I tried doing a few simple searches and couldn't find exactly what I was looking for, so please forgive me (and provide the link!) if this has already been discussed.
I have a very bright kiddo (almost 8, already! ) with an ASD2 diagnosis. I find myself constantly correcting him for things that I would never have thought I'd have to actually tell someone. It's good for him to learn these things, but I'd really rather avoid at least *some* of the frustration I feel when he does something that seems crazy to me and I have to brace myself to explain to him why something is inappropriate/rude/etc. Because when I respond appropriately and well, and explain the situation and expectations to him, he usually takes it in stride and can apply said rule moving forward. But often, I'm left standing there staring at him in exasperation and wondering how on earth he could even possibly think this was a good idea in the first place.
So I'm looking for something that I can perhaps use during non-conflict times that will help me teach him what he needs to know. I've gone through the Unwritten rules of social interaction, by Grandin et al, but is there anything more concrete/specific that you can recommend, at least as a starting point? There are no social groups for kids his age locally and he is struggling with peers and making friends, not to mention learning rules at home (somehow, I thought that our discussion of personal space and boundaries there would've informed him that he's not allowed to lay on his sister and lick her ear while they're playing puppy, *even IF* the puppy game is mutual, but... )

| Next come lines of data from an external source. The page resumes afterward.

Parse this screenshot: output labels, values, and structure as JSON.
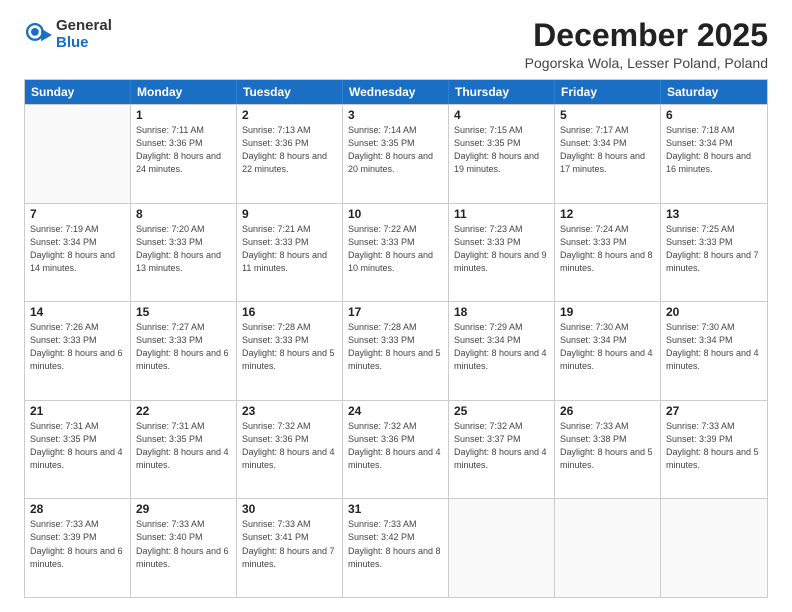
{
  "logo": {
    "general": "General",
    "blue": "Blue"
  },
  "title": "December 2025",
  "subtitle": "Pogorska Wola, Lesser Poland, Poland",
  "headers": [
    "Sunday",
    "Monday",
    "Tuesday",
    "Wednesday",
    "Thursday",
    "Friday",
    "Saturday"
  ],
  "weeks": [
    [
      {
        "num": "",
        "empty": true
      },
      {
        "num": "1",
        "sunrise": "7:11 AM",
        "sunset": "3:36 PM",
        "daylight": "8 hours and 24 minutes."
      },
      {
        "num": "2",
        "sunrise": "7:13 AM",
        "sunset": "3:36 PM",
        "daylight": "8 hours and 22 minutes."
      },
      {
        "num": "3",
        "sunrise": "7:14 AM",
        "sunset": "3:35 PM",
        "daylight": "8 hours and 20 minutes."
      },
      {
        "num": "4",
        "sunrise": "7:15 AM",
        "sunset": "3:35 PM",
        "daylight": "8 hours and 19 minutes."
      },
      {
        "num": "5",
        "sunrise": "7:17 AM",
        "sunset": "3:34 PM",
        "daylight": "8 hours and 17 minutes."
      },
      {
        "num": "6",
        "sunrise": "7:18 AM",
        "sunset": "3:34 PM",
        "daylight": "8 hours and 16 minutes."
      }
    ],
    [
      {
        "num": "7",
        "sunrise": "7:19 AM",
        "sunset": "3:34 PM",
        "daylight": "8 hours and 14 minutes."
      },
      {
        "num": "8",
        "sunrise": "7:20 AM",
        "sunset": "3:33 PM",
        "daylight": "8 hours and 13 minutes."
      },
      {
        "num": "9",
        "sunrise": "7:21 AM",
        "sunset": "3:33 PM",
        "daylight": "8 hours and 11 minutes."
      },
      {
        "num": "10",
        "sunrise": "7:22 AM",
        "sunset": "3:33 PM",
        "daylight": "8 hours and 10 minutes."
      },
      {
        "num": "11",
        "sunrise": "7:23 AM",
        "sunset": "3:33 PM",
        "daylight": "8 hours and 9 minutes."
      },
      {
        "num": "12",
        "sunrise": "7:24 AM",
        "sunset": "3:33 PM",
        "daylight": "8 hours and 8 minutes."
      },
      {
        "num": "13",
        "sunrise": "7:25 AM",
        "sunset": "3:33 PM",
        "daylight": "8 hours and 7 minutes."
      }
    ],
    [
      {
        "num": "14",
        "sunrise": "7:26 AM",
        "sunset": "3:33 PM",
        "daylight": "8 hours and 6 minutes."
      },
      {
        "num": "15",
        "sunrise": "7:27 AM",
        "sunset": "3:33 PM",
        "daylight": "8 hours and 6 minutes."
      },
      {
        "num": "16",
        "sunrise": "7:28 AM",
        "sunset": "3:33 PM",
        "daylight": "8 hours and 5 minutes."
      },
      {
        "num": "17",
        "sunrise": "7:28 AM",
        "sunset": "3:33 PM",
        "daylight": "8 hours and 5 minutes."
      },
      {
        "num": "18",
        "sunrise": "7:29 AM",
        "sunset": "3:34 PM",
        "daylight": "8 hours and 4 minutes."
      },
      {
        "num": "19",
        "sunrise": "7:30 AM",
        "sunset": "3:34 PM",
        "daylight": "8 hours and 4 minutes."
      },
      {
        "num": "20",
        "sunrise": "7:30 AM",
        "sunset": "3:34 PM",
        "daylight": "8 hours and 4 minutes."
      }
    ],
    [
      {
        "num": "21",
        "sunrise": "7:31 AM",
        "sunset": "3:35 PM",
        "daylight": "8 hours and 4 minutes."
      },
      {
        "num": "22",
        "sunrise": "7:31 AM",
        "sunset": "3:35 PM",
        "daylight": "8 hours and 4 minutes."
      },
      {
        "num": "23",
        "sunrise": "7:32 AM",
        "sunset": "3:36 PM",
        "daylight": "8 hours and 4 minutes."
      },
      {
        "num": "24",
        "sunrise": "7:32 AM",
        "sunset": "3:36 PM",
        "daylight": "8 hours and 4 minutes."
      },
      {
        "num": "25",
        "sunrise": "7:32 AM",
        "sunset": "3:37 PM",
        "daylight": "8 hours and 4 minutes."
      },
      {
        "num": "26",
        "sunrise": "7:33 AM",
        "sunset": "3:38 PM",
        "daylight": "8 hours and 5 minutes."
      },
      {
        "num": "27",
        "sunrise": "7:33 AM",
        "sunset": "3:39 PM",
        "daylight": "8 hours and 5 minutes."
      }
    ],
    [
      {
        "num": "28",
        "sunrise": "7:33 AM",
        "sunset": "3:39 PM",
        "daylight": "8 hours and 6 minutes."
      },
      {
        "num": "29",
        "sunrise": "7:33 AM",
        "sunset": "3:40 PM",
        "daylight": "8 hours and 6 minutes."
      },
      {
        "num": "30",
        "sunrise": "7:33 AM",
        "sunset": "3:41 PM",
        "daylight": "8 hours and 7 minutes."
      },
      {
        "num": "31",
        "sunrise": "7:33 AM",
        "sunset": "3:42 PM",
        "daylight": "8 hours and 8 minutes."
      },
      {
        "num": "",
        "empty": true
      },
      {
        "num": "",
        "empty": true
      },
      {
        "num": "",
        "empty": true
      }
    ]
  ],
  "labels": {
    "sunrise": "Sunrise:",
    "sunset": "Sunset:",
    "daylight": "Daylight:"
  }
}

Maybe there's something that's broader than social skills, even, that would be helpful to our situation? Maybe some of this is just needing time to grow and learn and mature. I don't know, but thought I'd at least ask!
Thank you in advance!